Radclyffe Hall (12 August 1880 – 7 October 1943) 

Having reached adulthood without a vocation, she spent much of her twenties pursuing women she eventually lost to marriage.

In 1907 at the Bad Homburg spa in Germany, Hall met Mabel Batten, a well-known amateur singer of lieder. Batten (nicknamed "Ladye") was 51 to Hall's 27, and was married with an adult daughter and grandchildren. They fell in love, and after Batten's husband died they set up residence together. Batten gave Hall the nickname John, which she used the rest of her life.

In 1915 Hall fell in love with Mabel Batten's cousin Una Troubridge (1887–1963), a sculptor who was the wife of Vice-Admiral Ernest Troubridge, and the mother of a young daughter. Batten died the following year, and in 1917 Radclyffe Hall and Una Troubridge began living together. From 1924 to 1929 they lived at 37 Holland Street, Kensington, London.

The relationship would last until Hall's death. In 1934 Hall fell in love with Russian émigrée Evguenia Souline and embarked upon a long-term affair with her, which Troubridge painfully tolerated. She became involved in affairs with other women throughout the years.

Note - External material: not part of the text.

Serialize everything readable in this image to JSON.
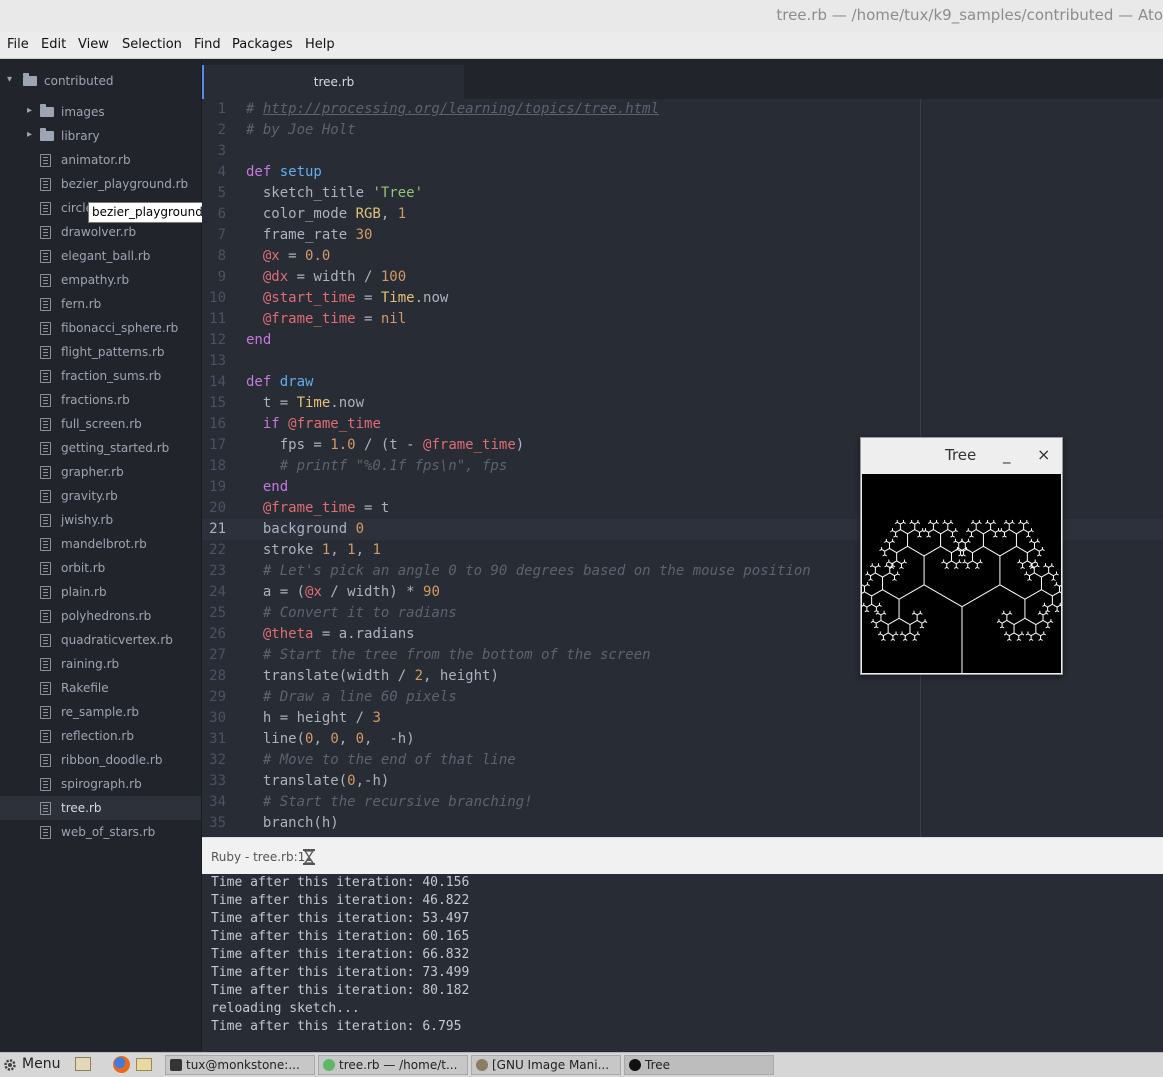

Natalie Clifford Barney and Romaine Brooks, ca. 1915, Brooks tolerated Barney's casual affairs well enough to tease her about them, and had a few of her own over the years. She could become jealous when a new love became serious. Usually she simply left town, but at one point she gave Barney an ultimatum to choose between her and Dolly Wilde—relenting once Barney had given in. At the same time, while Brooks was devoted to Barney, she did not want to live with her full-time. She disliked Paris, disdained Barney's friends, and hated the constant socializing on which Barney thrived. She felt most fully herself when alone. To accommodate Brooks's need for solitude, the women built a summer home consisting of two separate wings joined by a dining room, which they called Villa Trait d'Union, the "hyphenated villa". Brooks spent part of each year in Italy or traveling elsewhere in Europe, away from Barney. The relationship lasted for more than 50 years.

Natalie Clifford Barney and Romaine Brooks, ca. 1915, Brooks tolerated Barney's casual affairs well enough to tease her about them, and had a few of her own over the years. She could become jealous when a new love became serious. Usually she simply left town, but at one point she gave Barney an ultimatum to choose between her and Dolly Wilde—relenting once Barney had given in. At the same time, while Brooks was devoted to Barney, she did not want to live with her full-time. She disliked Paris, disdained Barney's friends, and hated the constant socializing on which Barney thrived. She felt most fully herself when alone. To accommodate Brooks's need for solitude, the women built a summer home consisting of two separate wings joined by a dining room, which they called Villa Trait d'Union, the "hyphenated villa". Brooks spent part of each year in Italy or traveling elsewhere in Europe, away from Barney. The relationship lasted for more than 50 years.